After thrashing our way to the edge of a marsh, we decided we were not going to reach Topaz Lake from where we were. We decided that perhaps the lat/long we’d been given were not accurate.
Working our way back to the dinghy, we got in, and rowed past Fast Tango to the south end of the pool. We spoke with a guy who was anchored there, and asked about Topaz Lake. He pointed to what looked like a private dock at the north western edge of the waters edge, just as you made the turn into the pool, and said that’s were the trail to Topaz Lake began. As we were too lazy (and mindful of the time) to row the dinghy all that way, we went back to Fast Tango, pulled the anchor, and moved the boat closer to the private dock.
Todd’s gout infested toe, and my back, despite the codeine enhanced Tylenol, were not any better. We really needed to find Topaz Lake and get ourselves healed.
After re-anchoring Fast Tango, we all got into the dinghy, and rowed to a spot on shore about 50 feet to the southwest of the dock, and walked a well trod path to the dock. There was a group who had been off loaded by some sort of landing craft with ATV’s, and all sorts of supplies. They pointed us up the trail, which looked like a dry creek bed, and said the path to Topaz Lake was marked, and we would make a left hand turn to get there.

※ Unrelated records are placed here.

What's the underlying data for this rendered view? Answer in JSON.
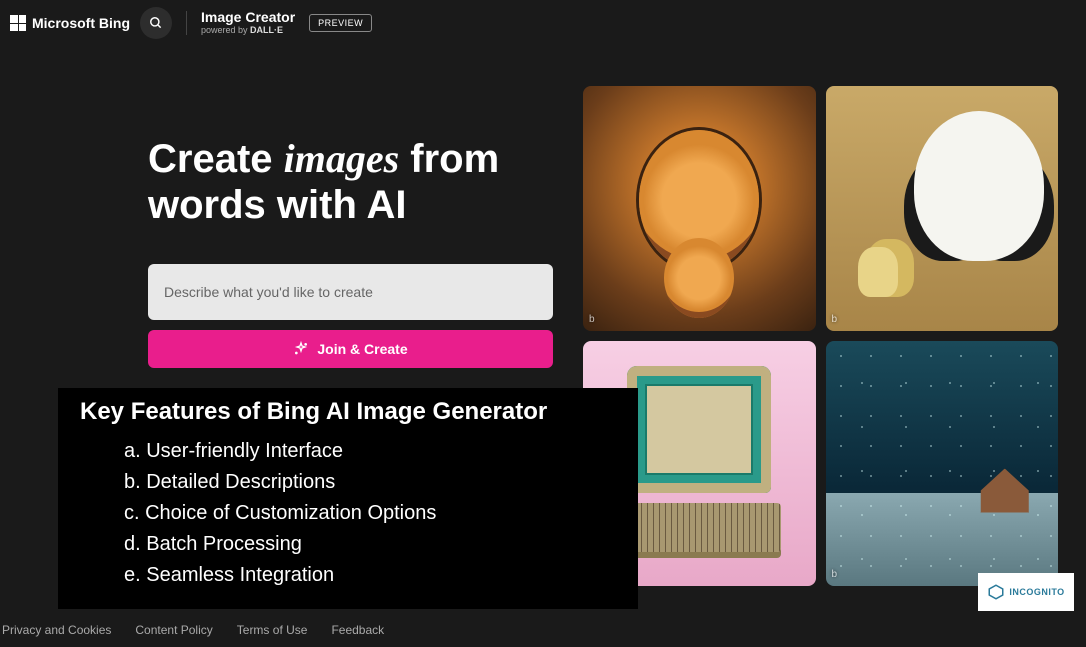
{
  "header": {
    "brand_logo_text": "Microsoft Bing",
    "product_title": "Image Creator",
    "product_subtitle_prefix": "powered by ",
    "product_subtitle_bold": "DALL·E",
    "preview_badge": "PREVIEW"
  },
  "hero": {
    "line1_pre": "Create ",
    "line1_italic": "images",
    "line1_post": " from",
    "line2": "words with AI"
  },
  "prompt": {
    "placeholder": "Describe what you'd like to create"
  },
  "cta": {
    "label": "Join & Create"
  },
  "features": {
    "title": "Key Features of Bing AI Image Generator",
    "items": [
      "a. User-friendly Interface",
      "b. Detailed Descriptions",
      "c. Choice of Customization Options",
      "d. Batch Processing",
      "e. Seamless Integration"
    ]
  },
  "gallery": {
    "badge": "b"
  },
  "footer": {
    "links": [
      "Privacy and Cookies",
      "Content Policy",
      "Terms of Use",
      "Feedback"
    ]
  },
  "watermark": {
    "text": "INCOGNITO"
  }
}
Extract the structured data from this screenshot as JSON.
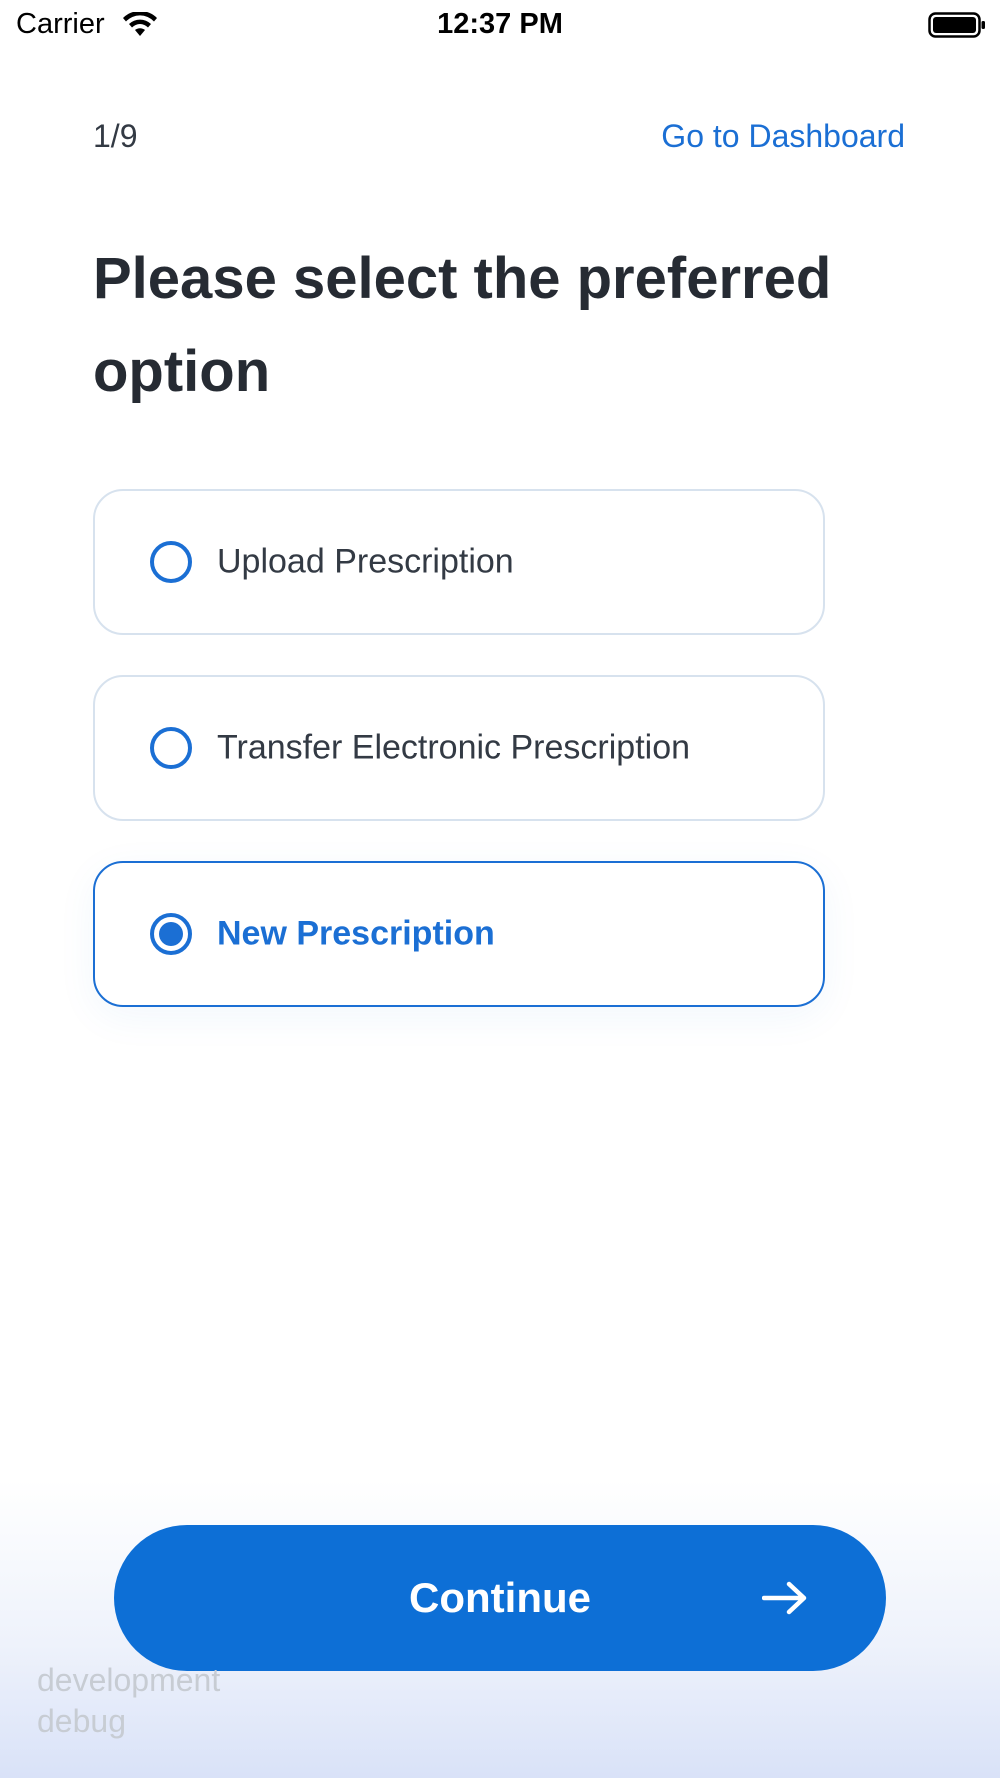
{
  "status_bar": {
    "carrier": "Carrier",
    "time": "12:37 PM",
    "wifi_icon": "wifi-icon",
    "battery_icon": "battery-icon"
  },
  "header": {
    "step": "1/9",
    "dashboard_link": "Go to Dashboard"
  },
  "title": "Please select the preferred option",
  "options": [
    {
      "label": "Upload Prescription",
      "selected": false
    },
    {
      "label": "Transfer Electronic Prescription",
      "selected": false
    },
    {
      "label": "New Prescription",
      "selected": true
    }
  ],
  "footer": {
    "continue_label": "Continue",
    "continue_icon": "arrow-right-icon",
    "env_line1": "development",
    "env_line2": "debug"
  },
  "colors": {
    "accent": "#1b6fd4",
    "button": "#0d6fd6",
    "title_text": "#262b33",
    "option_border": "#d7e2ee"
  }
}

We started up the rather steep trail, which took a left hand turn, and kept going. Todd was still looking at the GPS coordinates we’d been given on his GPS, and announced we had to leave the trail, and head uphill, to the right, to get to Topaz Lake. I stared glumly at the steep incline in front of me, and followed Todd and the girls. I was going to get to Topaz Lake if it killed me!
The finale tomorrow..